Sidecut radius › There’s a fancy formula that translates a ski’s dimensions into its sidecut radius, but all you need to know is this: The number tells you how turny the ski is. The higher the number, the longer its preferred turns are. It’s like an instant snapshot of a ski’s personality. Example: Head’s Supershape Titan, in Men’s Hard Snow, has a radius of 13.5 m at a 170-cm length, which means it’s more of a slalom ski than the longer-turning 18.3 m Rossi Avenger 82 Ti. Longer skis usually prefer to make longer turns. This number, in meters, refers to the radius of the circle the sidecut arc would make if you were to fully extrapolate it. Most models have the same tip, waist and tail dimensions regardless of length, which means the radius gets wider as the skis get longer. In other words, longer skis usually make longer turns. But brands like Salomon and Atomic adjust their dimensions in order to maintain an equal radius across all sizes.

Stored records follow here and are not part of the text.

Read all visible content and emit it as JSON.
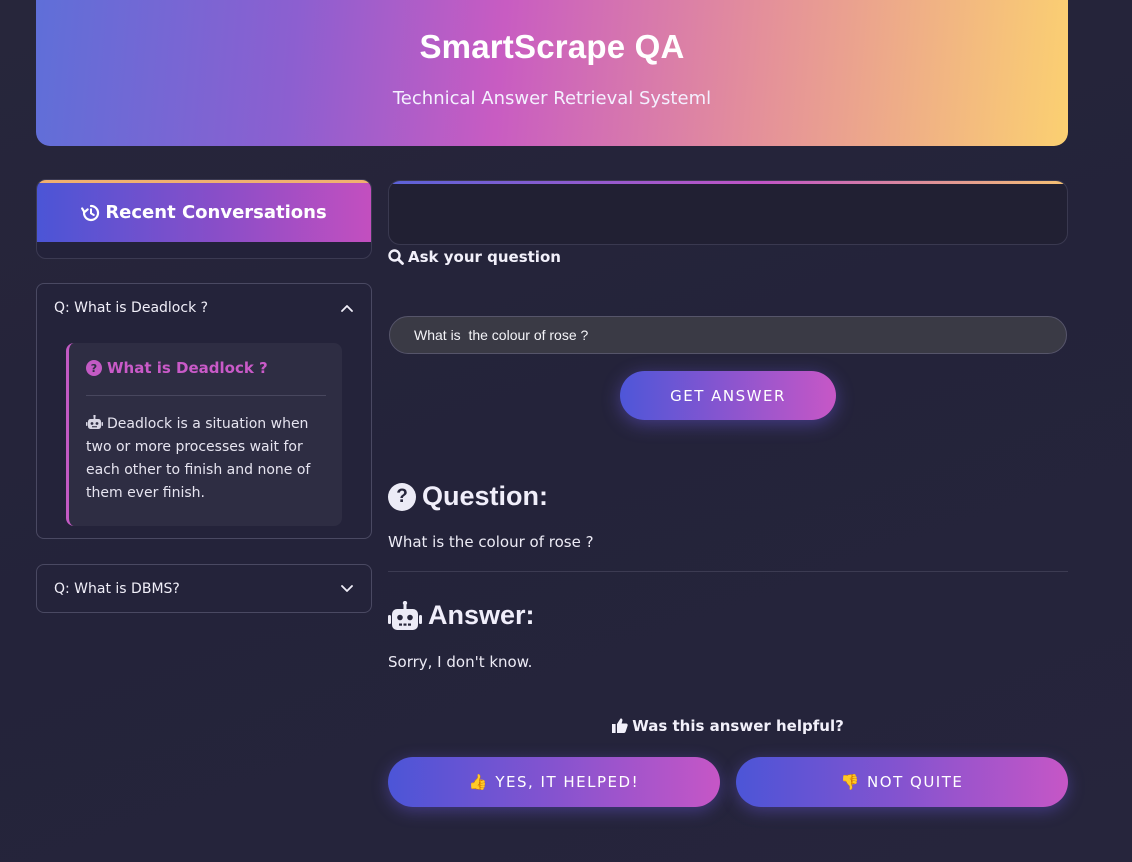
{
  "header": {
    "title": "SmartScrape QA",
    "subtitle": "Technical Answer Retrieval Systeml"
  },
  "sidebar": {
    "title": "Recent Conversations",
    "title_icon": "history-icon",
    "conversations": [
      {
        "label": "Q: What is Deadlock ?",
        "expanded": true,
        "question": "What is Deadlock ?",
        "answer": "Deadlock is a situation when two or more processes wait for each other to finish and none of them ever finish."
      },
      {
        "label": "Q: What is DBMS?",
        "expanded": false
      }
    ]
  },
  "main": {
    "ask_label": "Ask your question",
    "ask_icon": "search-icon",
    "question_value": "What is  the colour of rose ?",
    "get_answer_label": "GET ANSWER",
    "question_heading": "Question:",
    "question_text": "What is  the colour of rose ?",
    "answer_heading": "Answer:",
    "answer_text": "Sorry, I don't know.",
    "helpful_prompt": "Was this answer helpful?",
    "yes_label": "👍  YES, IT HELPED!",
    "no_label": "👎  NOT QUITE"
  },
  "colors": {
    "accent_pink": "#c35ac4",
    "accent_blue": "#4e56d8",
    "background": "#25243a"
  }
}
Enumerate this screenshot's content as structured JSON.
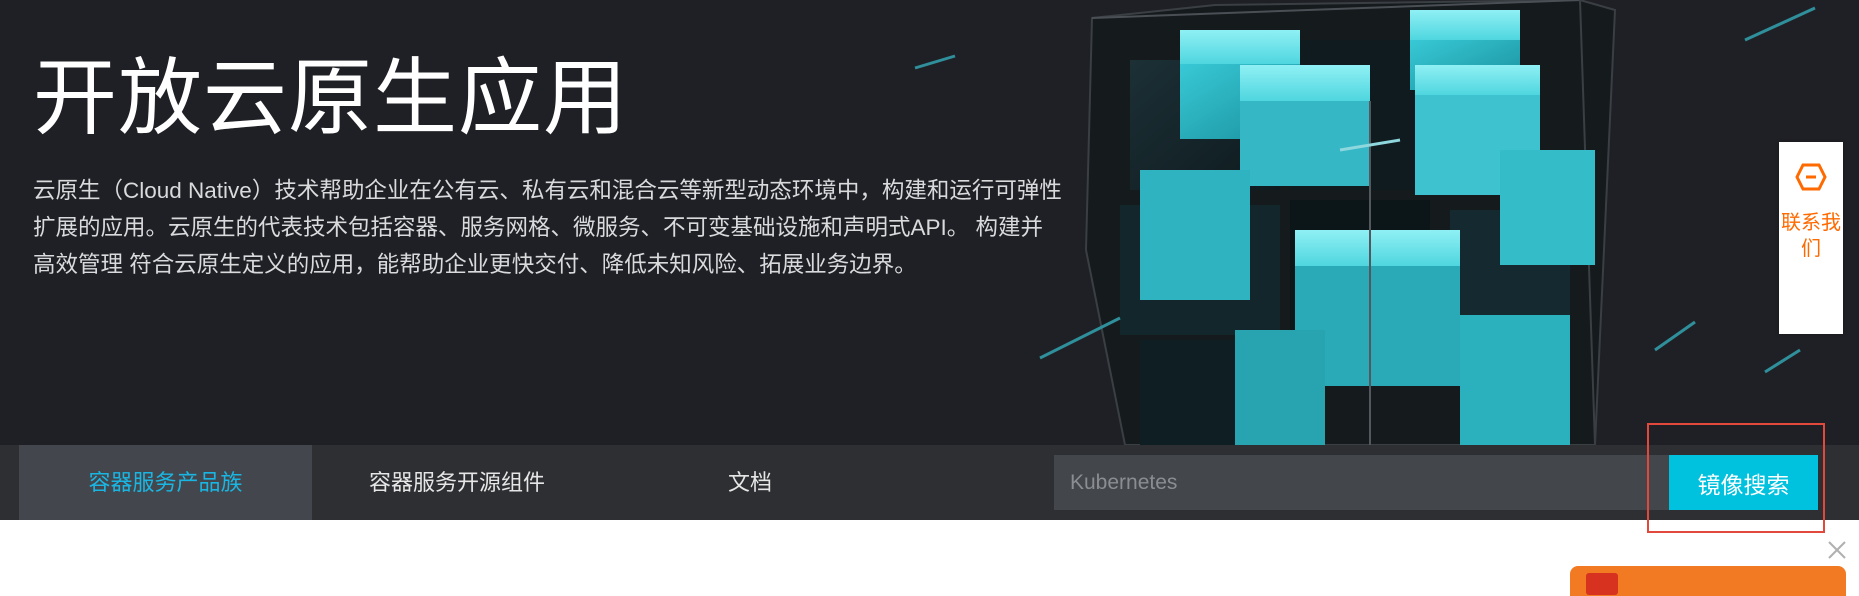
{
  "hero": {
    "title": "开放云原生应用",
    "description": "云原生（Cloud Native）技术帮助企业在公有云、私有云和混合云等新型动态环境中，构建和运行可弹性扩展的应用。云原生的代表技术包括容器、服务网格、微服务、不可变基础设施和声明式API。 构建并高效管理 符合云原生定义的应用，能帮助企业更快交付、降低未知风险、拓展业务边界。"
  },
  "nav": {
    "tabs": [
      {
        "label": "容器服务产品族",
        "active": true
      },
      {
        "label": "容器服务开源组件",
        "active": false
      },
      {
        "label": "文档",
        "active": false
      }
    ]
  },
  "search": {
    "placeholder": "Kubernetes",
    "value": "",
    "button_label": "镜像搜索"
  },
  "contact": {
    "label": "联系我们"
  },
  "colors": {
    "hero_background": "#1f2025",
    "nav_background": "#2d2f33",
    "active_tab_text": "#1ab6e3",
    "search_button": "#00c1de",
    "contact_accent": "#ff6a00",
    "highlight_border": "#e3483c"
  },
  "icons": {
    "contact": "hexagon-chat-icon",
    "close": "close-icon"
  }
}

Price › We provide the manufacturer’s suggested retail price (MSRP) for each ski, but chances are your actual price will be lower. Shop around. Ski-town shops may be more expensive, but the employees are much more likely to know their stuff, and the convenience is often worth it. Look for shops that do it all—bootfitting, tuning, mounting. The staffs are better trained, and if your gear isn’t quite right they’ll be the most likely to work with you until it is.

Sizing a ski › It depends on the type of ski—hard-snow carvers should generally be shorter than big-mountain powder plunderers—but in general, experts’ skis should stand at or above the eyebrow, intermediates’ at the chin. If the tips are rockered, the ski has a lower contact point with the snow, so you may want to go up five cm or so.

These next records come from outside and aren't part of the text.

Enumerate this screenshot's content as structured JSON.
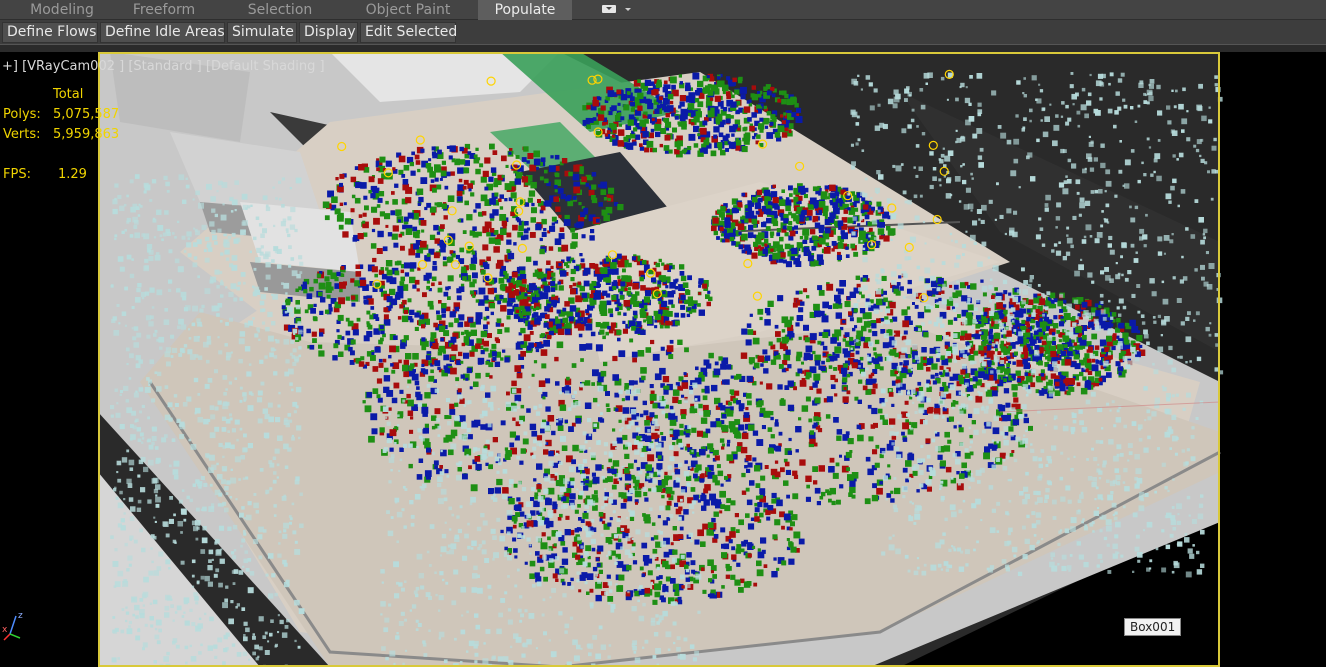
{
  "ribbon": {
    "tabs": [
      {
        "label": "Modeling",
        "active": false
      },
      {
        "label": "Freeform",
        "active": false
      },
      {
        "label": "Selection",
        "active": false
      },
      {
        "label": "Object Paint",
        "active": false
      },
      {
        "label": "Populate",
        "active": true
      }
    ],
    "dropdown_icon": "ribbon-options-icon"
  },
  "toolbar": {
    "buttons": [
      {
        "label": "Define Flows"
      },
      {
        "label": "Define Idle Areas"
      },
      {
        "label": "Simulate"
      },
      {
        "label": "Display"
      },
      {
        "label": "Edit Selected"
      }
    ]
  },
  "viewport": {
    "label": "+] [VRayCam002 ] [Standard ] [Default Shading ]",
    "stats": {
      "header": "Total",
      "polys_label": "Polys:",
      "polys_value": "5,075,587",
      "verts_label": "Verts:",
      "verts_value": "5,959,863",
      "fps_label": "FPS:",
      "fps_value": "1.29"
    },
    "object_label": "Box001",
    "axis": {
      "z": "z",
      "x": "x"
    },
    "colors": {
      "frame": "#d9c93a",
      "stats_text": "#f0d400",
      "ground": "#c9c9c9",
      "pavement": "#d8cfc4",
      "crowd_blue": "#0a1aa8",
      "crowd_green": "#1e8f14",
      "crowd_red": "#a80c0c",
      "trees": "#b7dcdc",
      "waypoint": "#ffd400"
    }
  }
}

James Heim wishing he were on belay. Location: Last Frontier Heli-Skiing, BC.Check out our suggestions for good gear for steep skiing.The first rule of skiing steeps: Don’t take off your skis. I was 11 years old and I still remember the name of the trail at Big Sky, Montana: Snake Pit. My family was on its first Western ski trip. I wanted to outperform my brothers, so I suggested this steep, rocky glade. Two turns in, panic struck. I inexplicably took off my skis, stacked them across my arms like firewood, stepped downhill, and slipped. I tumbled down hundreds of vertical feet, somersaulted, slammed my knee into a stump, and screamed like a dying rabbit. My parents consoled me by buying me a black-diamond Snake Pit pin from a Big Sky gift shop that I promptly stuck on my school backpack.The second rule of skiing steeps: Know how to self-arrest. And know that self-arresting is difficult without your skis on. When you fall, you’ll most likely be on your side. If you’re not, twist yourself around so your skis are perpendicular to the fall line. If you fall headfirst, roll over so your skis end up downhill, below your body. Now dig your ski edges into the slope as hard as you can to stop. If you lose your skis midtumble, kick hard with the toes of your boots and claw with your hands until you create enough friction to stop.The third rule of skiing steeps: In order to prevent a dangerous collision with trees or rocks, scope out your line carefully before you drop in. Note the locations of dangerous features such as cliff bands, trees, and lift towers so you have a clean run-out if you fall. Find your line and follow it to the bottom. And whatever you do, don’t panic the way I did. All you’ll end up with is a banged-up knee and a lousy pin.

Skiing Steeps: Everything You Need to Know

On steep slopes, the risks are higher—if you fall, it’s harder to stop. But so are the rewards. Pitches tilted past 40 degrees can be thrilling if you overcome your fears and tackle the terrain confidently. Learn how to self arrest and more. —Hillary Procknow